Stockholm (NordSIP) – Just a week after the AP3 broke the news that Pablo Bernengo would take over the reins from acting CIO Kerim Kaskal (pictured), Worthwhile Capital Partners announces that Kaskal is joining the firm as a Partner. Worthwhile was founded in late 2018 by CEO Christian Andersson, to help managers raise money in sustainable investment strategies. Prior to re-joining AP3 as acting CIO in July 2018, Kerim Kaskal was founder and portfolio manager at Swedish asset management firm Ambrosia Fonder. Previously, he was CEO and portfolio manager for Nektar, a fixed income fund which was part of the Brummers & Partners platform, until only recently.
We reached out to Kaskal to find out what his role will entail, and what opportunities he sees in the soaring sustainable investment market. “To begin with, I will continue to develop my understanding of the transformation of the energy system and we are currently working together with two specialist managers in this sector, NextEnergy Capital and Foresight Group,” Kaskal starts. “My role will be to support these managers in their fundraising by engaging with investors. Beyond that, we will need to develop the longer-term strategy for the firm including finding new and interesting fund managers that meet our investors’ investment and sustainability criteria for 2020-21.”
In the short term, Kaskal expects to spend time sorting the real sustainable opportunities from the rest. “The speed at which new investment opportunities for sustainable investing emerges is enormous and institutional investors face the challenge of selecting the right fund managers for their needs,” he says.
“Speaking from experience, I do not think that all opportunities that are presented as sustainable investing currently are appropriate. Worthwhile’s approach is to work only with specialist managers that have the required expertise and documented experience in the sectors they represent. The non-financial reporting plays a very important role as well if you want to be successful in this market,” Kaskal explains.

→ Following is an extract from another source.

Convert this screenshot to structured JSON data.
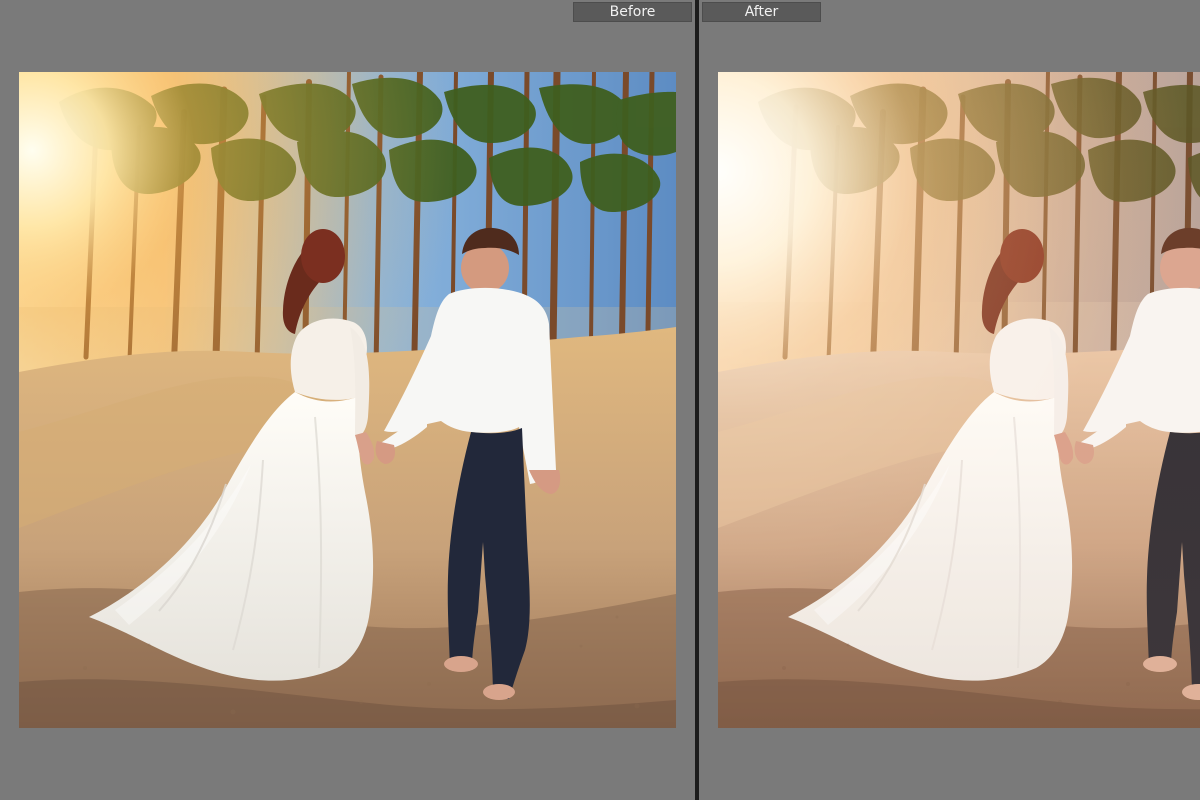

“We will adopt a thematic approach to fundraising, which I think is important as we aim to educate the market about new opportunities,” he adds. “By inviting a select group of investors to openly discuss a specific market or sector as part of our fundraising, we aim to contribute towards their learning and stimulate discussions in the industry. That also represents an opportunity for us to learn what investors need.”
It may take time for investors to open up to more innovative impact solutions, but the journey has already started for most. “Generally speaking, I believe that investors need support to identify their sustainability strategy and we realize that different investors have different views on what impact they would like to make, or what sectors they want to focus on. But they also need support developing the measurable impact of their investments for communication purposes. Internal and external regulations will also become more important over the coming years. Other than that, we are learning that investors now appear to adopt an attitude to just ‘get going’ with implementation and learn as they do,” Kaskal concludes.
Picture courtesy of Worthwhile Capital Partners